Rating: 4/5
Distributor/label: https://www.osmoseproductions.com/
Released: 2020
Buy Album: https://osmoseproductions.bandcamp.com/album/deus-qui-non-mentitur
Band Website: https://osmoseproductions-label.com/bands/ba-a/

Band line-up:



1. Transept
2. Titan
3. Procession
4. Des Profondeurs Je Crie
5. Un Bûcher Pour Piédestal
6. Mort


BÂ’A are a black metal band who formed in 2017 and who are composed of three Frenchmen. They are on the Osmose Productions label and will be releasing their first full length album ‘Deus Qui Non Mentitur’ on 24th April, 2020. Their aim has always been to reconnect with the spirit of ‘90s BM yet their stylistic approach tries to be at least partly modern. They utilise devastating riffs, hypnotic atmospheres, doom tempos and French vocals chanted as a sermon. The album’s concept concerns the relationship of man and God and the pride and ego that damages it.

I have to say this stuff is very well written. The harmonies are dark and intelligent; the melodies are desperate without being dull or over the top; the structures are very well thought out in that nothing becomes boring or gets rushed; everything is in near perfect balance. Yes the band want to sound like the BM artists of the 90s but their attempts at being new in areas don’t seem to be successful. It’s hard to think of anything at all that’s new with this group and whilst that would be a huge flaw with most artists, it doesn’t matter so much here as again, the quality is very good. To be fair though, they certainly aren’t afraid to put work into what they do with their songs (excluding the intro and outro) that are prog-metal length. (Their shortest one lasting 6 and a half minutes and the longest being 10).

Ok, there is something that stands out as different – the Frenchman going on a huge, passionate rant in ‘Procession’. I have absolutely no idea what he’s going on about (though I do recognise the word ‘maison’ – it means ‘house’, right?) but that doesn’t matter. It really adds a sense of drama to the whole sound and it’s nice to hear someone so angry who isn’t screaming his head off. What’s also impressive is the way the ‘speech’ goes on for quite some time over the black metal backing without either getting annoying. Far from it, the material is actually rather addictive. One would hope for the music to build up at/after that point, but sadly it kind of just fades away into nothing. 

In conclusion this is excellent, epic black metal. Surprise, surprise, the blast beats, tremolo picked guitars and screams REALLY don’t add anything new, but it’s not every day you hear so much expertise in the genre. (Or indeed such tasty bass lines). This stuff is recommended for all fans of black metal – even those who are into more polished, newer stuff.

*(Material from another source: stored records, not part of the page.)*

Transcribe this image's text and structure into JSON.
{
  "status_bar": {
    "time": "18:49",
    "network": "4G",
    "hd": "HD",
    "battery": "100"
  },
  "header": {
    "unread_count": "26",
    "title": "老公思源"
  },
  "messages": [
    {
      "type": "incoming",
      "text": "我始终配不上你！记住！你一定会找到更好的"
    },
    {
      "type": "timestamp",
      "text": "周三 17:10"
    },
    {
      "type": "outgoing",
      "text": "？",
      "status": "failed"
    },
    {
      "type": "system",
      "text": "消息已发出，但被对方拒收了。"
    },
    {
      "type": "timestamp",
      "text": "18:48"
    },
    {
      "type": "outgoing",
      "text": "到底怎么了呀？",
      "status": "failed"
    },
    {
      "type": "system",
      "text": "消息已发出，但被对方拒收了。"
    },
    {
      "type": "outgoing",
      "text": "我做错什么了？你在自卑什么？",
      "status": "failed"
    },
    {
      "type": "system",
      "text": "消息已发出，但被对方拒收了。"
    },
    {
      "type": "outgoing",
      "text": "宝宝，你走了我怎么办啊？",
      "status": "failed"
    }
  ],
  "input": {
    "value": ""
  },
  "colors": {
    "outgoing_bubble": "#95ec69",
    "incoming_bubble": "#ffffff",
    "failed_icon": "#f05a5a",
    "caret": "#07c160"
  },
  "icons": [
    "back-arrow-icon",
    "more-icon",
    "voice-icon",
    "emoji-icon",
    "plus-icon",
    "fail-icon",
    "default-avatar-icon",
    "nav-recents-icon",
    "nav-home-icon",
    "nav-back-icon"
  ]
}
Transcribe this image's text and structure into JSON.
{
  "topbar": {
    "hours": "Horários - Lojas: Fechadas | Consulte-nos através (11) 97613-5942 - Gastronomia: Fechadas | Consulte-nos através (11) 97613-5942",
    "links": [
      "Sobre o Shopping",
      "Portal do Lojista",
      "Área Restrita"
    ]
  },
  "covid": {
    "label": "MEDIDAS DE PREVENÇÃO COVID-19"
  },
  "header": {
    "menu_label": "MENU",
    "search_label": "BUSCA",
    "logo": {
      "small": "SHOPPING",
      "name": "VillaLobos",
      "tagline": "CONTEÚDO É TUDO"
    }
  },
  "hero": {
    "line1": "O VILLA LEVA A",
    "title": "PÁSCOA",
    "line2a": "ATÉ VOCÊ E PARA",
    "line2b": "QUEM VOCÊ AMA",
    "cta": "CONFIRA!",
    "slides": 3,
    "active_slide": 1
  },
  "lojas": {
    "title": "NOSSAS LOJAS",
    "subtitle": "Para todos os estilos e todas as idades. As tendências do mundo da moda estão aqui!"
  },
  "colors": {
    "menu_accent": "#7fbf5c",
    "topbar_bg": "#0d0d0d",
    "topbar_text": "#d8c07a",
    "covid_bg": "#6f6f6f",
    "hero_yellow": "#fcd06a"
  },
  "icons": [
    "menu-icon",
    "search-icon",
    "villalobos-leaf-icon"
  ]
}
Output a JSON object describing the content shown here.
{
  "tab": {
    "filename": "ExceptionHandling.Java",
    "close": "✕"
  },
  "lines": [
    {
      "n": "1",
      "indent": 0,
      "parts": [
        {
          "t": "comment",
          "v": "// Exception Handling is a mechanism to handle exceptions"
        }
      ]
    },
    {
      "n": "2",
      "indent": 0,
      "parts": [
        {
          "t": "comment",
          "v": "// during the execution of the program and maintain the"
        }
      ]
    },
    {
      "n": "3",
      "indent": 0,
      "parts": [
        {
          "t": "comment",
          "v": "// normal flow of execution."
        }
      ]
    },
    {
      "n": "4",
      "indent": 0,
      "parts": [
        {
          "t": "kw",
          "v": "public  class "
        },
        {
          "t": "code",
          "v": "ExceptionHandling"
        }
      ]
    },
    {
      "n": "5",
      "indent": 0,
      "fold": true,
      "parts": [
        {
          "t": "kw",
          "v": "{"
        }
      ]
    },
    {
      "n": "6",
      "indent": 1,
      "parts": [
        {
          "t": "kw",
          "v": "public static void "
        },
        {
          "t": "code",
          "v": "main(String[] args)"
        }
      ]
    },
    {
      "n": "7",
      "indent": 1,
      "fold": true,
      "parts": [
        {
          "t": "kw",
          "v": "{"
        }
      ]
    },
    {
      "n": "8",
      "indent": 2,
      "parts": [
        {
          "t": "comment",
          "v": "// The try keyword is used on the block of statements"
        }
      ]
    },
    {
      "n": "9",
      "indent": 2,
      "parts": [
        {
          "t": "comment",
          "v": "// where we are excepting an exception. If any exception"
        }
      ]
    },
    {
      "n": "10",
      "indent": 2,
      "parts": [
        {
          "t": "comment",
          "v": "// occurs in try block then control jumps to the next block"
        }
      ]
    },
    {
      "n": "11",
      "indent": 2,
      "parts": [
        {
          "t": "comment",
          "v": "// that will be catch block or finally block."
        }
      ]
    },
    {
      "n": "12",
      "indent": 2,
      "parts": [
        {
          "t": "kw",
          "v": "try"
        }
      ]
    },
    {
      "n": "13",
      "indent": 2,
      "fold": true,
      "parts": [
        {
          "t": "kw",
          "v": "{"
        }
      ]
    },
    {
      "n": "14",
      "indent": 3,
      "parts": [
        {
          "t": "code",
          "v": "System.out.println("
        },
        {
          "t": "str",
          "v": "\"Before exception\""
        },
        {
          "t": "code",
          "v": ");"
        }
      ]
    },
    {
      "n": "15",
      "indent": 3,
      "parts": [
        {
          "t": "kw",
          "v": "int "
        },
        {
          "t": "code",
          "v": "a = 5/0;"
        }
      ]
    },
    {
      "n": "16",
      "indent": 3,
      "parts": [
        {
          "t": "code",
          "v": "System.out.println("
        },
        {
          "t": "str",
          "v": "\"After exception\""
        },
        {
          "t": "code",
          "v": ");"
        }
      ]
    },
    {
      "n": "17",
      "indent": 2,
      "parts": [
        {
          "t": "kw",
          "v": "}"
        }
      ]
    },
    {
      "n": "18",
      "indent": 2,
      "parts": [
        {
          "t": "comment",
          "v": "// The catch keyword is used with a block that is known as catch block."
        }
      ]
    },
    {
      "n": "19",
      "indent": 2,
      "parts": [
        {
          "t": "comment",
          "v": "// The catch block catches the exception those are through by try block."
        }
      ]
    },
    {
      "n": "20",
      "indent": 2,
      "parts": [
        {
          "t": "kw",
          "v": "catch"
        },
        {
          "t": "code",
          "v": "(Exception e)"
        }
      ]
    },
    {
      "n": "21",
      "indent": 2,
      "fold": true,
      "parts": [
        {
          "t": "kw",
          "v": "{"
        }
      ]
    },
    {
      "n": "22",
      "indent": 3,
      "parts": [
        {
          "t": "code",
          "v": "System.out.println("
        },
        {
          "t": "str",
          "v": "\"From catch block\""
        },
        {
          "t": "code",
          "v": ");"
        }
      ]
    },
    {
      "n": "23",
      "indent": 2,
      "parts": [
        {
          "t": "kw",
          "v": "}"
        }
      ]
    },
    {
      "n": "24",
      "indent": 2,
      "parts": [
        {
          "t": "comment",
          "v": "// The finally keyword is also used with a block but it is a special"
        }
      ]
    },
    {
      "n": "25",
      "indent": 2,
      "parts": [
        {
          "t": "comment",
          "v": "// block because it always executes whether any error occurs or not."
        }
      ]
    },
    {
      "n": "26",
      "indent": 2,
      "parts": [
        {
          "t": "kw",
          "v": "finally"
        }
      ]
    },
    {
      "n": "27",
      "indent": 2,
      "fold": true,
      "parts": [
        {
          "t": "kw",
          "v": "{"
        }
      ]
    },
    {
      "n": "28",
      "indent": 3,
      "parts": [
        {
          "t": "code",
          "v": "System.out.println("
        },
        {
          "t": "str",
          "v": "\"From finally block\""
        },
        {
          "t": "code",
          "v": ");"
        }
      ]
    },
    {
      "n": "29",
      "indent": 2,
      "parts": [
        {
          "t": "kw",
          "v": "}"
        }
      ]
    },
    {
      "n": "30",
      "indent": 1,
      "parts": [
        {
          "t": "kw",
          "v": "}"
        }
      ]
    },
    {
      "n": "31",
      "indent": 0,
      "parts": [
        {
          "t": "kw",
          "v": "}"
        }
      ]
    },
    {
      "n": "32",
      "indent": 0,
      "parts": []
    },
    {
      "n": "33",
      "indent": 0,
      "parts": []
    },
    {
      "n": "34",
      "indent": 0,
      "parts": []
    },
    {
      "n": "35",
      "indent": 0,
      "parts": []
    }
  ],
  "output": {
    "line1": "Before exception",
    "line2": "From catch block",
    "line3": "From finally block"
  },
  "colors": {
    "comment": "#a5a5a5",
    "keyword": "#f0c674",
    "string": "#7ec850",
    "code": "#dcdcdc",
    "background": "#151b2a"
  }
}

Why? Because they’ll get into it eventually. If you can’t get used to stuff that’s a little rawer, you really should burn your collection or give it to someone more deserving. 

Review by Simon Wiedemann